IDEAS home Printed from https://ideas.repec.org/
MyIDEAS: Login to save this article or follow this journal

A test of the widespread-point-shaving theory

  • Borghesi, Richard
  • Dare, William
Registered author(s):

    We test whether corruption is widespread in NCAA basketball by examining scoring patterns in games involving suspected point shavers. If conspiracy occurs frequently, then we should find that strong favorites score fewer points and/or allow more points than expected. However, findings reveal that strong favorites, previously believed to be the most likely candidates to engage in point shaving, may instead be the least likely. We propose that a shift in coaching strategy late in blowout games explains the anomalous bet outcome distribution patterns previously identified in the NCAA basketball betting market.

    If you experience problems downloading a file, check if you have the proper application to view it first. In case of further problems read the IDEAS help page. Note that these files are not on the IDEAS site. Please be patient as the files may be large.

    File URL: http://www.sciencedirect.com/science/article/B7CPP-4W6YK4M-1/2/f1819dd3d7b77b7334ed0605d363735e
    Download Restriction: Full text for ScienceDirect subscribers only

    As the access to this document is restricted, you may want to look for a different version under "Related research" (further below) or search for a different version of it.

    Article provided by Elsevier in its journal Finance Research Letters.

    Volume (Year): 6 (2009)
    Issue (Month): 3 (September)
    Pages: 115-121

    as
    in new window

    Handle: RePEc:eee:finlet:v:6:y:2009:i:3:p:115-121
    Contact details of provider: Web page: http://www.elsevier.com/locate/frl

    References listed on IDEAS
    Please report citation or reference errors to , or , if you are the registered author of the cited work, log in to your RePEc Author Service profile, click on "citations" and make appropriate adjustments.:

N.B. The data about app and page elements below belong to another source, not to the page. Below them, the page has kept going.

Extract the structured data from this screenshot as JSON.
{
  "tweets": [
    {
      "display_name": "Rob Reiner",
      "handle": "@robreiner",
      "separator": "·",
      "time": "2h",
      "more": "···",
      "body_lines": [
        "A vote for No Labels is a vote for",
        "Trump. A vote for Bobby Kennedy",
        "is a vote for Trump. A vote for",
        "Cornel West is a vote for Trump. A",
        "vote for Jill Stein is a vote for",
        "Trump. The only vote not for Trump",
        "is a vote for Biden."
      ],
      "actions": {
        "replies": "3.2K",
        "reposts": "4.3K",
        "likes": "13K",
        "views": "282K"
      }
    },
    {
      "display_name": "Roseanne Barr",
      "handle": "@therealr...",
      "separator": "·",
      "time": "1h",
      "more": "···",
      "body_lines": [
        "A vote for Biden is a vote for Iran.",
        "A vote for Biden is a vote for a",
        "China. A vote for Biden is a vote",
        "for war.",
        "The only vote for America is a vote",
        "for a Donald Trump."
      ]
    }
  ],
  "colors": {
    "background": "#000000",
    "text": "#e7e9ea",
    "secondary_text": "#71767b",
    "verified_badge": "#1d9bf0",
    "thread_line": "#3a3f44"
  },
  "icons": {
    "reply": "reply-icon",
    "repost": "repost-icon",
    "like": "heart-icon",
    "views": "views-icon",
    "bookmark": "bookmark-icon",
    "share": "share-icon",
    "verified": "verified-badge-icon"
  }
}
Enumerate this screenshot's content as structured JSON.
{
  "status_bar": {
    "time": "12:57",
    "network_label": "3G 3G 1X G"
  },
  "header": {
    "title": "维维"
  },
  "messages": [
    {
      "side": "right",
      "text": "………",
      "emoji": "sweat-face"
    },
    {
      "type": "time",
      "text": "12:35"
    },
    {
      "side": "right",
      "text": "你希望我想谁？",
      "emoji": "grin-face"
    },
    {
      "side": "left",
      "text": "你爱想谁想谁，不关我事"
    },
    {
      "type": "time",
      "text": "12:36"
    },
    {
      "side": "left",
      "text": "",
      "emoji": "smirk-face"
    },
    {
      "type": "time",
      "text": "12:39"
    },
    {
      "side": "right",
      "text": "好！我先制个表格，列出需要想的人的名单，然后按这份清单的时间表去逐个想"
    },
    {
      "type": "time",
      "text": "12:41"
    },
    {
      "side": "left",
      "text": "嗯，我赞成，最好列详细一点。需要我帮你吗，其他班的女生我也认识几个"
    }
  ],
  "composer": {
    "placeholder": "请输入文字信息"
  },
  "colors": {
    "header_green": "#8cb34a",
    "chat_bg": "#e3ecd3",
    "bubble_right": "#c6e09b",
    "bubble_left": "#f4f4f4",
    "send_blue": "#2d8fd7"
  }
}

    as in new window
    1. Golec, Joseph & Tamarkin, Maurry, 1991. "The degree of inefficiency in the football betting market : Statistical tests," Journal of Financial Economics, Elsevier, vol. 30(2), pages 311-323, December.
    2. Gray, Philip K & Gray, Stephen F, 1997. " Testing Market Efficiency: Evidence from the NFL Sports Betting Market," Journal of Finance, American Finance Association, vol. 52(4), pages 1725-37, September.
    3. Rodney J. Paul & Andrew P. Weinbach & Mark Wilson, 2002. "Efficient Markets, Fair Bets, and Profitability in NBA Totals 1995-96 to 2001-02," Working Papers 02-10, Department of Economics, Appalachian State University.
    4. Richard Borghesi, 2008. "Widespread Corruption in Sports Gambling: Fact Or Fiction," Southern Economic Journal, Southern Economic Association, vol. 74(4), pages 1063-1069, April.
    5. Justin Wolfers, 2006. "Point Shaving: Corruption in NCAA Basketball," American Economic Review, American Economic Association, vol. 96(2), pages 279-283, May.
    6. Roger Vergin, 2001. "Overreaction in the NFL point spread market," Applied Financial Economics, Taylor & Francis Journals, vol. 11(5), pages 497-509.
    Full references (including those not matched with items on IDEAS)

    This item is not listed on Wikipedia, on a reading list or among the top items on IDEAS.

    When requesting a correction, please mention this item's handle: RePEc:eee:finlet:v:6:y:2009:i:3:p:115-121. See general information about how to correct material in RePEc.

    For technical questions regarding this item, or to correct its authors, title, abstract, bibliographic or download information, contact: (Zhang, Lei)

    If you have authored this item and are not yet registered with RePEc, we encourage you to do it here. This allows to link your profile to this item. It also allows you to accept potential citations to this item that we are uncertain about.

    If references are entirely missing, you can add them using this form.

    If the full references list an item that is present in RePEc, but the system did not link to it, you can help with this form.

    If you know of missing items citing this one, you can help us creating those links by adding the relevant references in the same way as above, for each refering item. If you are a registered author of this item, you may also want to check the "citations" tab in your profile, as there may be some citations waiting for confirmation.

    Please note that corrections may take a couple of weeks to filter through the various RePEc services.

    This information is provided to you by IDEAS at the Research Division of the Federal Reserve Bank of St. Louis using RePEc data.